● **WHAT THE TASK ASKS**: Every line with the word "chaque" in it should be extracted from the data that follows.

● **INPUT DATA**:
· · · · · · ·

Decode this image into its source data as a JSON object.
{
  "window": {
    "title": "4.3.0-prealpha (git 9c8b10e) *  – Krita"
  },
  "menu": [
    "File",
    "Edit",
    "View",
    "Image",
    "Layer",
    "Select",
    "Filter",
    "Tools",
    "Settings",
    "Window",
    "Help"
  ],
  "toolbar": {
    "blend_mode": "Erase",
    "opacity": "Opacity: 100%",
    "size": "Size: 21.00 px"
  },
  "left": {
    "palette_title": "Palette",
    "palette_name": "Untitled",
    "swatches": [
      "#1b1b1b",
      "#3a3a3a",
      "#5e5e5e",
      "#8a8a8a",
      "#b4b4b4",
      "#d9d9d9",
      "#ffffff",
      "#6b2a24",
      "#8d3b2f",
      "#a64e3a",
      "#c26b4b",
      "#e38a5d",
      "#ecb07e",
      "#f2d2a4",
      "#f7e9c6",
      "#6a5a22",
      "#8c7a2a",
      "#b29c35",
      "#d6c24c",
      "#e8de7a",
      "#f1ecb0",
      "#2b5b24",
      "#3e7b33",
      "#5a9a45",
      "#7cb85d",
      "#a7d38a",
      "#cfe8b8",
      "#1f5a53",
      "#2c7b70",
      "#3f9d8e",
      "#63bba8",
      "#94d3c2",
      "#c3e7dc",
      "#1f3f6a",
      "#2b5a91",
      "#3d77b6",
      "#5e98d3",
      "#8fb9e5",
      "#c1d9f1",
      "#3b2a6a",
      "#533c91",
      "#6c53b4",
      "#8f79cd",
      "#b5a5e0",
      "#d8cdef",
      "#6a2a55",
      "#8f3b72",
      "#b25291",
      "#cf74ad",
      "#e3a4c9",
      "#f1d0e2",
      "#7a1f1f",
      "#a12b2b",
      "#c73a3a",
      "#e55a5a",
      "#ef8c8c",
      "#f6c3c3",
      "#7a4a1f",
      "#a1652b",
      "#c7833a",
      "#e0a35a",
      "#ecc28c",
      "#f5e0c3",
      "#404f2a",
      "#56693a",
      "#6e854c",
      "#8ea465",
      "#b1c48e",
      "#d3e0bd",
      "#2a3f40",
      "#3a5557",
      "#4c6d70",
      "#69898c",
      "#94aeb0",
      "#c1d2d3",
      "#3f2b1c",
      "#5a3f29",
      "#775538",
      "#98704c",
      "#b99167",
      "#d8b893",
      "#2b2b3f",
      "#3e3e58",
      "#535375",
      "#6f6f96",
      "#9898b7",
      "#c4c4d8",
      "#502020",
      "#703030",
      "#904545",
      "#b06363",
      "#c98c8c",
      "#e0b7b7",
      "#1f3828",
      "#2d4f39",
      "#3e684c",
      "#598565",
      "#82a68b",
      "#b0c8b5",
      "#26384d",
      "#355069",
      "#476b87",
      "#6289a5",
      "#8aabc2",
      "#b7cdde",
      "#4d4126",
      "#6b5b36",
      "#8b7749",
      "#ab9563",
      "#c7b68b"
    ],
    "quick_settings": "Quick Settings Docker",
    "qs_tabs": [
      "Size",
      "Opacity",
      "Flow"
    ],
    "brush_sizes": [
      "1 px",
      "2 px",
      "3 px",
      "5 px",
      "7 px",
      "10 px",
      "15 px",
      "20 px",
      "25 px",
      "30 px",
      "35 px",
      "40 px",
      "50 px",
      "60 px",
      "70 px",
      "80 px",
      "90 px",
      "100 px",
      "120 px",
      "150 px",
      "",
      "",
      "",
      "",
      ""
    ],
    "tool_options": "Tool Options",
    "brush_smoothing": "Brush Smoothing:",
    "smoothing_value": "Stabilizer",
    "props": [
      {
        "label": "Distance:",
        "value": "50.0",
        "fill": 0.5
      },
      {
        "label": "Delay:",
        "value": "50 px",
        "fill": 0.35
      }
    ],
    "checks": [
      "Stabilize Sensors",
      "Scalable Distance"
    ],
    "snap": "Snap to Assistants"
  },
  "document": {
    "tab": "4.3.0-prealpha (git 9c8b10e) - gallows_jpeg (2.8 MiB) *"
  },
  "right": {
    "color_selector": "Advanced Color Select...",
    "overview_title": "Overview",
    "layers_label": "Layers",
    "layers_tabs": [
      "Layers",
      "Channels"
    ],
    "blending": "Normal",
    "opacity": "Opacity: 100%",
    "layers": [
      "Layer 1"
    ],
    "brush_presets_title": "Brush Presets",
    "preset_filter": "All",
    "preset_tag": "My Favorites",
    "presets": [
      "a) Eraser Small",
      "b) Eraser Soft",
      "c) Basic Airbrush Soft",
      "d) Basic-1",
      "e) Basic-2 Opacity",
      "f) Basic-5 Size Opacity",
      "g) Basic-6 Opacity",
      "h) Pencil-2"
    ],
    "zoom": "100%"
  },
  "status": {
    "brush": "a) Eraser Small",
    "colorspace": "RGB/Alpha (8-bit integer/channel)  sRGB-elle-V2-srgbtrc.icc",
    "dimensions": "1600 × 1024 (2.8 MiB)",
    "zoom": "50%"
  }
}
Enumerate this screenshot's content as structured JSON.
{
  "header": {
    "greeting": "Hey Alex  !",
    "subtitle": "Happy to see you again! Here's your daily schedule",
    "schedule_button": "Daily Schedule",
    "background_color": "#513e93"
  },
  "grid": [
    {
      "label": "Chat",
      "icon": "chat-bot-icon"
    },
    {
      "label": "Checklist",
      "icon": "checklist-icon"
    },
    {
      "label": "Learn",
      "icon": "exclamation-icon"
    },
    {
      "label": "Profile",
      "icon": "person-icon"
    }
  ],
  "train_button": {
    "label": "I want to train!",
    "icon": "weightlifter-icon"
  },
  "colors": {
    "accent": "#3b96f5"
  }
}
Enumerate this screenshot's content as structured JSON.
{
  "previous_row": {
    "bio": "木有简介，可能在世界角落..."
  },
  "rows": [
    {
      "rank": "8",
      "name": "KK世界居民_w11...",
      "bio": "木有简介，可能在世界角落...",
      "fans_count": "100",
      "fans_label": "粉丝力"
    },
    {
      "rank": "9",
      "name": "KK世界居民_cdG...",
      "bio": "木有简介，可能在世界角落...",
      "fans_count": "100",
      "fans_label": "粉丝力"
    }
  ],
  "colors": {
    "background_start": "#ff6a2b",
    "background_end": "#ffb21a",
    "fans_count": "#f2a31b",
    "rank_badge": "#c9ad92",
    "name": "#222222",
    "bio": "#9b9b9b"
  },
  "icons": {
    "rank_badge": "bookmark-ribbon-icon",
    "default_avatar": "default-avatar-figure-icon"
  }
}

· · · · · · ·

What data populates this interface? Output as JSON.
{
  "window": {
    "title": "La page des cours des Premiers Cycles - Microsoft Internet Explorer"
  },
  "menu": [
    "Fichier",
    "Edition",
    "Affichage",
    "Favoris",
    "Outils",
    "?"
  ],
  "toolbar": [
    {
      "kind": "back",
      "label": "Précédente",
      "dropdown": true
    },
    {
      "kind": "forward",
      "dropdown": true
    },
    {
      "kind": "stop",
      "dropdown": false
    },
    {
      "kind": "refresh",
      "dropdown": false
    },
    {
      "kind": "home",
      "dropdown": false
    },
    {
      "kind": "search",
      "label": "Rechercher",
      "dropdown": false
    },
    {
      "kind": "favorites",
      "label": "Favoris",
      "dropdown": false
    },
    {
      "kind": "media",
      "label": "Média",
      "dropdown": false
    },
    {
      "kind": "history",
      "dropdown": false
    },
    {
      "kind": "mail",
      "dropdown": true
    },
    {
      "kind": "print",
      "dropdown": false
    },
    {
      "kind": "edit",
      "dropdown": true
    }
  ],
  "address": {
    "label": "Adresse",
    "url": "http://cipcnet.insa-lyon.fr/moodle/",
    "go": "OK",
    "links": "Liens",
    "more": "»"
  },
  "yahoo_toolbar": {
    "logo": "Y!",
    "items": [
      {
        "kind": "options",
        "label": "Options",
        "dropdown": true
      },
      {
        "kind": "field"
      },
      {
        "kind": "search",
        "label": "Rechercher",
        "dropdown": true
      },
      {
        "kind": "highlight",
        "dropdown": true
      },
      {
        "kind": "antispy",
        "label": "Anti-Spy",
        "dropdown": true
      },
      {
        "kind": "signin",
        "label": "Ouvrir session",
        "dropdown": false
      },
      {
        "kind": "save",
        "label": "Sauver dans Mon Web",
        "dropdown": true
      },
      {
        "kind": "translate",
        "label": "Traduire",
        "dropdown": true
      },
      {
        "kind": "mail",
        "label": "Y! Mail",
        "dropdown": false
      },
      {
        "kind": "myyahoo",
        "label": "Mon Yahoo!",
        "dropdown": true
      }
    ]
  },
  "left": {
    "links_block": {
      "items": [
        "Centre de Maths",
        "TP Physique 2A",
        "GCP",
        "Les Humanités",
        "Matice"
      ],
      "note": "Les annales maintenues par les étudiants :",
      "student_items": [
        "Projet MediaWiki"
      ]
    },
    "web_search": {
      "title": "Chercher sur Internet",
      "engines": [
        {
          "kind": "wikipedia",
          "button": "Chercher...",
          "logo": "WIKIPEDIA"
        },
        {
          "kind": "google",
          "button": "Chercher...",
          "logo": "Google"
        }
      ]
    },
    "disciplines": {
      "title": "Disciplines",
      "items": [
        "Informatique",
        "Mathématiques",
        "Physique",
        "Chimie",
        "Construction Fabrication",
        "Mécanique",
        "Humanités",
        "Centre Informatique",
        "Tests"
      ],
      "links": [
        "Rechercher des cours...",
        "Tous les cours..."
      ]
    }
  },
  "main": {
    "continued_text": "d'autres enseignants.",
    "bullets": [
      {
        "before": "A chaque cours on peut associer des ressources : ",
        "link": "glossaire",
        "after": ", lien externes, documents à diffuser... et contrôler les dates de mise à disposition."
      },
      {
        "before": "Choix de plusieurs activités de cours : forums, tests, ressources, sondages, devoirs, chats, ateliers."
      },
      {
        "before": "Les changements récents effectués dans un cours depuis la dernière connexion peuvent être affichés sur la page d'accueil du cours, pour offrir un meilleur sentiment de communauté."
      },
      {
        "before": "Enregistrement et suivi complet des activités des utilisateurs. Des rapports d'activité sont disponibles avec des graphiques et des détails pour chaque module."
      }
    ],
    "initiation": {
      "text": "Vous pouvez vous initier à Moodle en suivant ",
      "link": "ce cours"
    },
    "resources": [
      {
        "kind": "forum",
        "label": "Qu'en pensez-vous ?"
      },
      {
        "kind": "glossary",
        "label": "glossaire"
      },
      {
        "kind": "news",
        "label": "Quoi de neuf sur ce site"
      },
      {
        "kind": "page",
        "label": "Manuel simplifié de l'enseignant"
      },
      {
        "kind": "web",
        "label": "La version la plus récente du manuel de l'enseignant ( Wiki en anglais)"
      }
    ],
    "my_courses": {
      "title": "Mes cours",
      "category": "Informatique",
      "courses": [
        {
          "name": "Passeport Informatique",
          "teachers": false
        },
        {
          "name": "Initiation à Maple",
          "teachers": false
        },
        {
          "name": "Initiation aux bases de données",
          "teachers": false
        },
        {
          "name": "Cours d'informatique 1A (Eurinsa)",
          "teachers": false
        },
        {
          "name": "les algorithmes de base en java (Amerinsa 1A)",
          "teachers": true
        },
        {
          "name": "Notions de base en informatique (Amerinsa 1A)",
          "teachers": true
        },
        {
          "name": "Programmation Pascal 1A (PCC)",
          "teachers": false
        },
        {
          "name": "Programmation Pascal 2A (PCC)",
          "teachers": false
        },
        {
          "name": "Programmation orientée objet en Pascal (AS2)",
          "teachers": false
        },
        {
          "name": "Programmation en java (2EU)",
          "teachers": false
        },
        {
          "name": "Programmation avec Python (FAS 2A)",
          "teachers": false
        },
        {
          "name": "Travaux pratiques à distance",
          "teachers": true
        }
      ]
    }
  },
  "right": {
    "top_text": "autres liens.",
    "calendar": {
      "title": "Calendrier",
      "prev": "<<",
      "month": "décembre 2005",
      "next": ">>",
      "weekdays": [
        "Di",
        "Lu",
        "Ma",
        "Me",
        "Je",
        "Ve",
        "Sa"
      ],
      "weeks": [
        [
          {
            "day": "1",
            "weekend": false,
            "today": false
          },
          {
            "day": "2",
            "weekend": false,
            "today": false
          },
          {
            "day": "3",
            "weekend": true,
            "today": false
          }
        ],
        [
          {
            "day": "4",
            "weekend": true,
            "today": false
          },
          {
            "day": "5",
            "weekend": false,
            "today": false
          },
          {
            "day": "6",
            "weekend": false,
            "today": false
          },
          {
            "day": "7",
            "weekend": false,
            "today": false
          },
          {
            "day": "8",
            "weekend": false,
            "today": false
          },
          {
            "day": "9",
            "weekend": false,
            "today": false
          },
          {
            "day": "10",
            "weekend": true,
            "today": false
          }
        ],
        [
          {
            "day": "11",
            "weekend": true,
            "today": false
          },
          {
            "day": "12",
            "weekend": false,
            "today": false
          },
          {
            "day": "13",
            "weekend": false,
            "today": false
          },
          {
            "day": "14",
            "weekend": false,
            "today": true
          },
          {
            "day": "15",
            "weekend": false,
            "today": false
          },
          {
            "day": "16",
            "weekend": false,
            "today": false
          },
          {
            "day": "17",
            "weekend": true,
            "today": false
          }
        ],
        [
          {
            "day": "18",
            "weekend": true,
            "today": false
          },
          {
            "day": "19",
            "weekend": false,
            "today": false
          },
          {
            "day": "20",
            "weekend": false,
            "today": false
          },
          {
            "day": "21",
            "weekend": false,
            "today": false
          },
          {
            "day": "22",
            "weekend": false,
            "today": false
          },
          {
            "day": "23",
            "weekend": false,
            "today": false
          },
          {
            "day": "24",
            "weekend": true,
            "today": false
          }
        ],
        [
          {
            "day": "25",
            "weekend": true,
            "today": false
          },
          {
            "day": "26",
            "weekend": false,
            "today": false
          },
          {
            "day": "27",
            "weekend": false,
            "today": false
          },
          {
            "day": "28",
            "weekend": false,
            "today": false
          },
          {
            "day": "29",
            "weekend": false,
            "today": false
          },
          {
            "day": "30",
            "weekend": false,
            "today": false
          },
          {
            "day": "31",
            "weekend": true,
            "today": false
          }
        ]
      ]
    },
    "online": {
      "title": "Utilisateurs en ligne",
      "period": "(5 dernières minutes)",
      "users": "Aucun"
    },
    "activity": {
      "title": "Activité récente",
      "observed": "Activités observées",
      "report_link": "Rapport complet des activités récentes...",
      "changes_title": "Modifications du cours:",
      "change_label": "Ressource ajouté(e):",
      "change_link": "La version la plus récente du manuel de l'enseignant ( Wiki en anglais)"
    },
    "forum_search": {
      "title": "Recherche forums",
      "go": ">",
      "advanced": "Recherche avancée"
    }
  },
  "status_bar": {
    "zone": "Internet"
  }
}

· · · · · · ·

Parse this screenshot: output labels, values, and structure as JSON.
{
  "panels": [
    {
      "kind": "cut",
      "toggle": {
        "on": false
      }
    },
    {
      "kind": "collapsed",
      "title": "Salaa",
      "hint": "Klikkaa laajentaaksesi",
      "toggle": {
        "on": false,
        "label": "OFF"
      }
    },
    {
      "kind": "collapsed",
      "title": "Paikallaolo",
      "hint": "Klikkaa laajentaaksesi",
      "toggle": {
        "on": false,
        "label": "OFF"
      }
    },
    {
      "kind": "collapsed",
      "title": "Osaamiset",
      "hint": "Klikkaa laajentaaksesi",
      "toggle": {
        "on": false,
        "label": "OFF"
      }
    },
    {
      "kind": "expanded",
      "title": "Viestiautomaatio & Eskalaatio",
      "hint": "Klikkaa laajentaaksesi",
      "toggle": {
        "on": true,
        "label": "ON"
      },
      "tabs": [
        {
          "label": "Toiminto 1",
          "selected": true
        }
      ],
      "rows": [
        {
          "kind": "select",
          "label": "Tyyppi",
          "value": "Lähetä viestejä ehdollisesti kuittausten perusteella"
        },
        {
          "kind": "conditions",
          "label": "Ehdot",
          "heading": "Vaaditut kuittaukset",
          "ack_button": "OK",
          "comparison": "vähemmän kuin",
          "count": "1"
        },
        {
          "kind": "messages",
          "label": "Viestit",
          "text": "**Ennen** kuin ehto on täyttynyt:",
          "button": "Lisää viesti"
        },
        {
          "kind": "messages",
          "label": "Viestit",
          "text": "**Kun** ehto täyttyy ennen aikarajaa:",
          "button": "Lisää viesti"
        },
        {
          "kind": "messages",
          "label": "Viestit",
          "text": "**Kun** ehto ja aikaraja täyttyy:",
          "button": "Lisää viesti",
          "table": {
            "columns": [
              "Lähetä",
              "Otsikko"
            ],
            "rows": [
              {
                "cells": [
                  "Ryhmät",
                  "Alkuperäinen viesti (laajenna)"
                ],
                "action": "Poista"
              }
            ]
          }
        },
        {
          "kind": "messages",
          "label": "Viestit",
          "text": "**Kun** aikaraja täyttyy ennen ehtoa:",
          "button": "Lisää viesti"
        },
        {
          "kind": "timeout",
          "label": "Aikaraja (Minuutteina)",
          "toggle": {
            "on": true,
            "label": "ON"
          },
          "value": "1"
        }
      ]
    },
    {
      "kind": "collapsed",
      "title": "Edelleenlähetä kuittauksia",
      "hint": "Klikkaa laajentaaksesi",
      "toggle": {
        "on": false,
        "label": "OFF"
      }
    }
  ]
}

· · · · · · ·

● **SOLUTION FOR THIS PROBLEM**:
        "before": "A chaque cours on peut associer des ressources : ",
        "before": "Enregistrement et suivi complet des activités des utilisateurs. Des rapports d'activité sont disponibles avec des graphiques et des détails pour chaque module."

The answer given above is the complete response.